Vincenzo Meglio
Online ISBN
Total duration
1 hr 17 min
Springer, Cham
Copyright information
© The Editor(s) (if applicable) and The Author(s), under exclusive license to Springer Nature Switzerland AG 2023

Video Transcript


In this video, we will present the staged microsurgical removal of thalamo-peduncular tumor through a trans-temporal approach. I’m Giuseppe Cinalli, director of Pediatric Neurosurgery at Santobono-Pausillipon Children’s Hospital.

It’s a 22-month female child with a two-month history of progressive postural instability, acute right-sided hemiparesis without cranial hypertension, signaling a thalamo-peduncular syndrome.
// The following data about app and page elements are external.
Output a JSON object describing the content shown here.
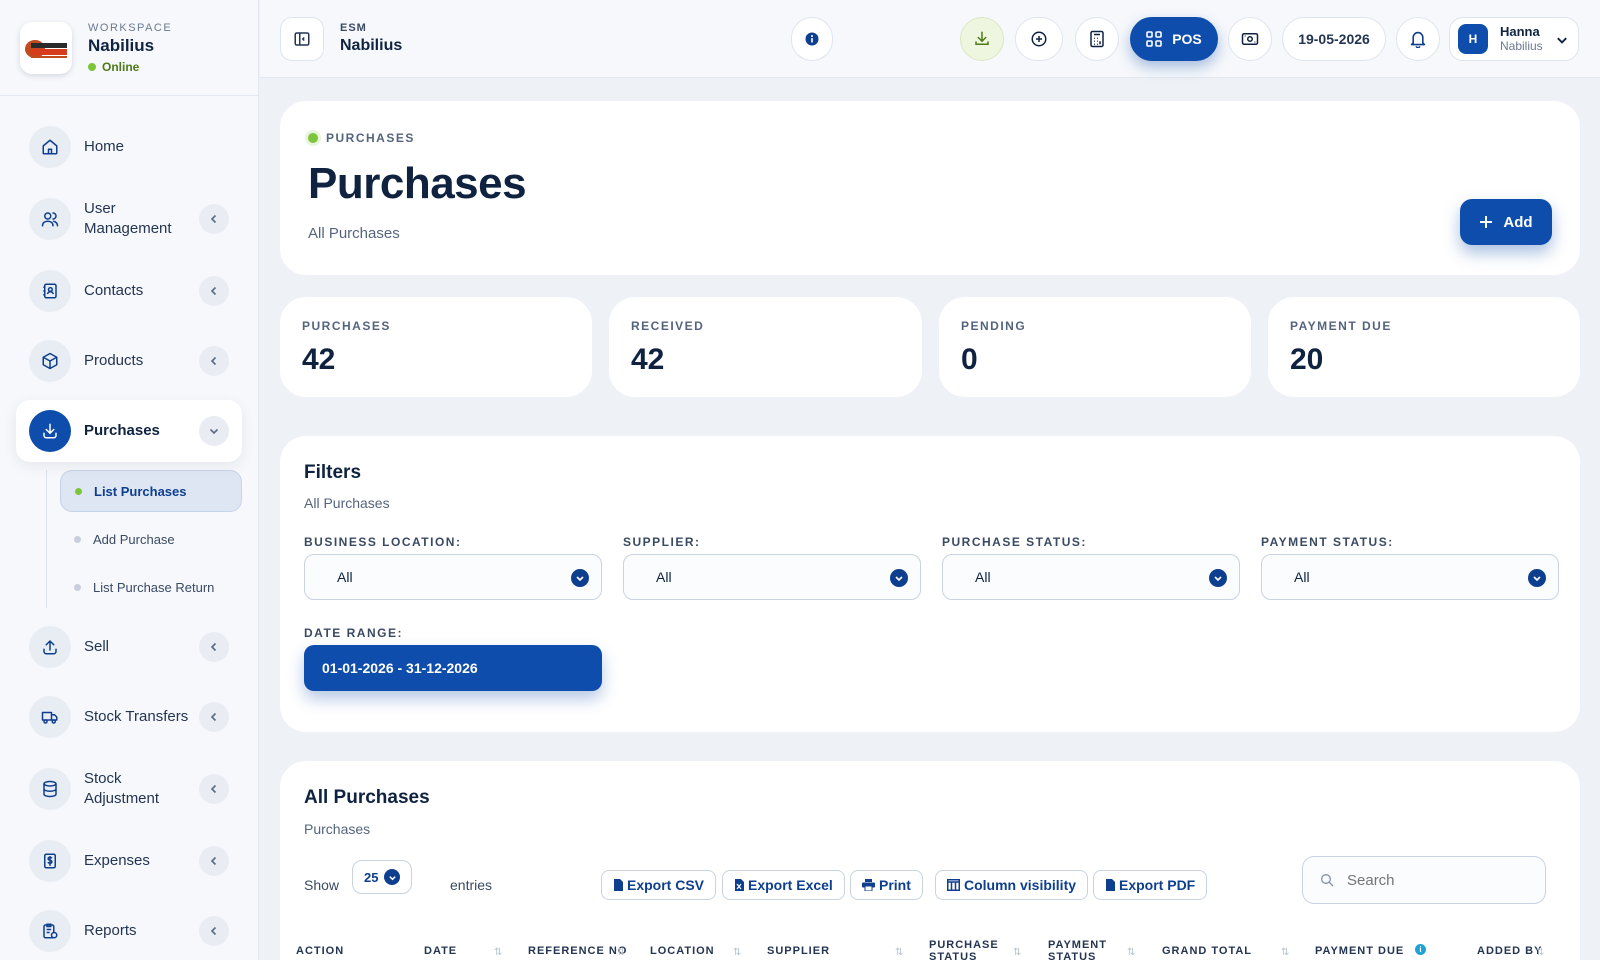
{
  "workspace": {
    "label": "WORKSPACE",
    "name": "Nabilius",
    "status": "Online"
  },
  "sidebar": {
    "items": [
      {
        "label": "Home",
        "icon": "home-icon"
      },
      {
        "label": "User Management",
        "icon": "users-icon"
      },
      {
        "label": "Contacts",
        "icon": "contacts-icon"
      },
      {
        "label": "Products",
        "icon": "box-icon"
      },
      {
        "label": "Purchases",
        "icon": "download-icon"
      },
      {
        "label": "Sell",
        "icon": "upload-icon"
      },
      {
        "label": "Stock Transfers",
        "icon": "truck-icon"
      },
      {
        "label": "Stock Adjustment",
        "icon": "database-icon"
      },
      {
        "label": "Expenses",
        "icon": "dollar-doc-icon"
      },
      {
        "label": "Reports",
        "icon": "report-icon"
      }
    ],
    "purchases_sub": [
      {
        "label": "List Purchases"
      },
      {
        "label": "Add Purchase"
      },
      {
        "label": "List Purchase Return"
      }
    ]
  },
  "header": {
    "eyebrow": "ESM",
    "title": "Nabilius",
    "pos_label": "POS",
    "date": "19-05-2026",
    "user": {
      "initial": "H",
      "name": "Hanna",
      "org": "Nabilius"
    }
  },
  "page": {
    "eyebrow": "PURCHASES",
    "title": "Purchases",
    "subtitle": "All Purchases",
    "add_label": "Add"
  },
  "stats": [
    {
      "label": "PURCHASES",
      "value": "42"
    },
    {
      "label": "RECEIVED",
      "value": "42"
    },
    {
      "label": "PENDING",
      "value": "0"
    },
    {
      "label": "PAYMENT DUE",
      "value": "20"
    }
  ],
  "filters": {
    "title": "Filters",
    "subtitle": "All Purchases",
    "fields": [
      {
        "label": "BUSINESS LOCATION:",
        "value": "All"
      },
      {
        "label": "SUPPLIER:",
        "value": "All"
      },
      {
        "label": "PURCHASE STATUS:",
        "value": "All"
      },
      {
        "label": "PAYMENT STATUS:",
        "value": "All"
      }
    ],
    "date_label": "DATE RANGE:",
    "date_value": "01-01-2026 - 31-12-2026"
  },
  "table": {
    "title": "All Purchases",
    "subtitle": "Purchases",
    "show_label": "Show",
    "entries_value": "25",
    "entries_label": "entries",
    "buttons": [
      "Export CSV",
      "Export Excel",
      "Print",
      "Column visibility",
      "Export PDF"
    ],
    "search_placeholder": "Search",
    "columns": [
      "ACTION",
      "DATE",
      "REFERENCE NO",
      "LOCATION",
      "SUPPLIER",
      "PURCHASE STATUS",
      "PAYMENT STATUS",
      "GRAND TOTAL",
      "PAYMENT DUE",
      "ADDED BY"
    ]
  },
  "colors": {
    "primary": "#0e4dab",
    "online": "#7cc43a",
    "text": "#0f2341"
  }
}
The cranial CT showed a giant lesion deep-seated at left thalamo-peduncular interface with heterogeneous density and perilesional edema.
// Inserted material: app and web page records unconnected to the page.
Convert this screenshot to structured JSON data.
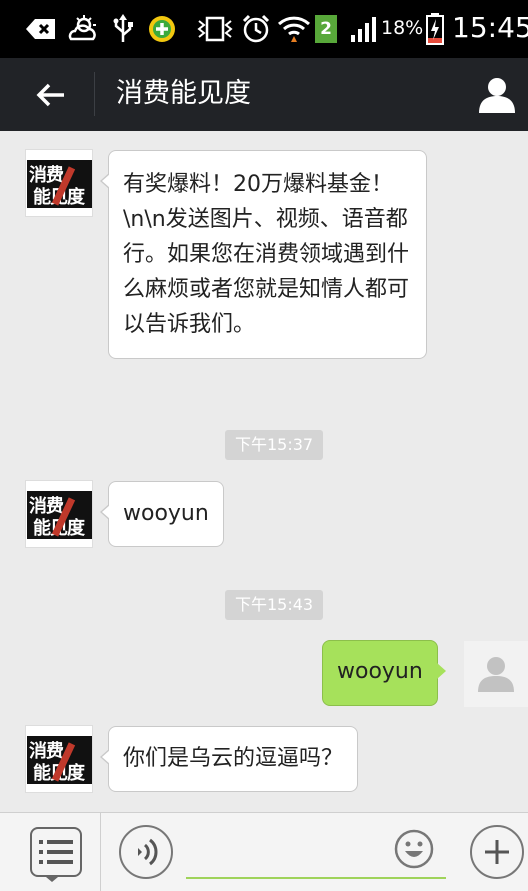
{
  "status_bar": {
    "icons": [
      "back-notification-icon",
      "weather-icon",
      "usb-icon",
      "360-security-icon",
      "vibrate-icon",
      "alarm-icon",
      "wifi-icon",
      "sim-icon",
      "signal-icon",
      "battery-icon"
    ],
    "sim_number": "2",
    "battery_percent": "18%",
    "time": "15:45"
  },
  "header": {
    "title": "消费能见度"
  },
  "brand_avatar": {
    "line1": "消费",
    "line2": "能见度"
  },
  "messages": [
    {
      "direction": "in",
      "text": "有奖爆料！20万爆料基金！\\n\\n发送图片、视频、语音都行。如果您在消费领域遇到什么麻烦或者您就是知情人都可以告诉我们。"
    },
    {
      "type": "timestamp",
      "text": "下午15:37"
    },
    {
      "direction": "in",
      "text": "wooyun"
    },
    {
      "type": "timestamp",
      "text": "下午15:43"
    },
    {
      "direction": "out",
      "text": "wooyun"
    },
    {
      "direction": "in",
      "text": "你们是乌云的逗逼吗？"
    }
  ],
  "input_bar": {
    "value": "",
    "placeholder": ""
  },
  "colors": {
    "title_bar": "#212327",
    "chat_background": "#ebebeb",
    "incoming_bubble": "#ffffff",
    "outgoing_bubble": "#a6e15b",
    "timestamp_bg": "#d4d4d4",
    "input_underline": "#9fd35a"
  }
}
This is the CT scan, showing the hypodense mass in the left hemisphere, thalamo-peduncular localization. A contrast-enhanced encephalic MRI confirmed the presence of the lesion in the temporal lobe, with optic chiasm involvement, anterior displacement of the A1 and M1 cerebral arteries, and posterior dislocation of P1 and P2. Spectroscopy showed a picture of heteroplastic proliferation with high proliferation rate of glial cell-line. And DTI sequences with tractography revealed the posteromedial dislocation of the left corticospinal tract, which is unusual according to the literature.

These are the images of the axial T1 injected MRI, showing the mass in the left thalamus and the peduncle. This is the sagittal image, showing the same mass under sagittal point of view. And this is the coronal, showing how deep the thalamic mass goes inside the peduncle and the temporal extension.
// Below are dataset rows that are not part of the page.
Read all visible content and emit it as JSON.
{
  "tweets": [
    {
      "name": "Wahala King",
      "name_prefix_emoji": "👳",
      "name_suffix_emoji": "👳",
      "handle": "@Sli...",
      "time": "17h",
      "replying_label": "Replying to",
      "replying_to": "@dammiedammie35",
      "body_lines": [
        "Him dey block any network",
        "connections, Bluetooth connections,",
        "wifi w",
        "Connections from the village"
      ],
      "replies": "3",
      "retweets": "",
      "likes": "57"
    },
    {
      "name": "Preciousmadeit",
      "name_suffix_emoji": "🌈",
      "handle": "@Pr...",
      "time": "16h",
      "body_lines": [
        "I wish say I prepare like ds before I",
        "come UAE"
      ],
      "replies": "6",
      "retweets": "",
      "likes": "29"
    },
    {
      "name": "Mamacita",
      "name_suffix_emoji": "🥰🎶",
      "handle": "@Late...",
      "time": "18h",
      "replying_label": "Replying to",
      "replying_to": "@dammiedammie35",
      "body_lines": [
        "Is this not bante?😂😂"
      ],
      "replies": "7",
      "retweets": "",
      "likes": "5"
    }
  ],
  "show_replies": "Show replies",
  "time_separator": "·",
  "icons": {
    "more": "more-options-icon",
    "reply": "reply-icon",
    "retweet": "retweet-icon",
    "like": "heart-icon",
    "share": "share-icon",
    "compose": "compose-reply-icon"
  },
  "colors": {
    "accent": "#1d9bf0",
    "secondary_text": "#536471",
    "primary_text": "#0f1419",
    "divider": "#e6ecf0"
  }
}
This is the overall aspect of the injected MRI of the patient. Subtemporal approach was feasible, but the upper part would have been less easy to control. Instead, it was chosen a transtemporal approach because of better tumor control, especially in the upper part of the tumor.

This is the overall imaging of the setup, with the support below the head in order to avoid excessive pressure of the pins and allow the head to be also supported by the cushion below. Trichotomy and draping was made as usual. And an inverted U-shaped incision located by navigation was carried out–

This is the craniotomy, frontotemporal, centered on the lesion, planned by neuronavigation. This is the incision of the cortex at the level of the inferior temporal gyrus. Opening, you can see the silhouette of the tumor in the background. Labbe vein was spared, of course. This section of the corticotomy, deepening to expose the tumor. This is the internal debulking of the tumor, with the perspective of the subtotal removal in order to have a decompressive effect and histology, in order to possibly achieve a complete removal in two stage, trying to limit as much as possible the risks of neurological deficits.

This is to give an idea of the texture of the tumor. This is the boundaries that has been reached during the first surgery. Again, removal of the lower interface of the tumor, within the temporal horn. And this is the intermediate MRI, showing partial removal. Unfortunately, this was a pilomyxoid astrocytoma, so an immediate regrowth was observed at only one month after surgery, with significant increase of the residual volume and obliging the surgeons to perform a second procedure very rapidly, without waiting for chemotherapy.

That was the original plan. We were obliged to complete the resection in order to offer to the oncologists the possibility to perform a neoadjuvant therapy. And this is the result after the second surgery.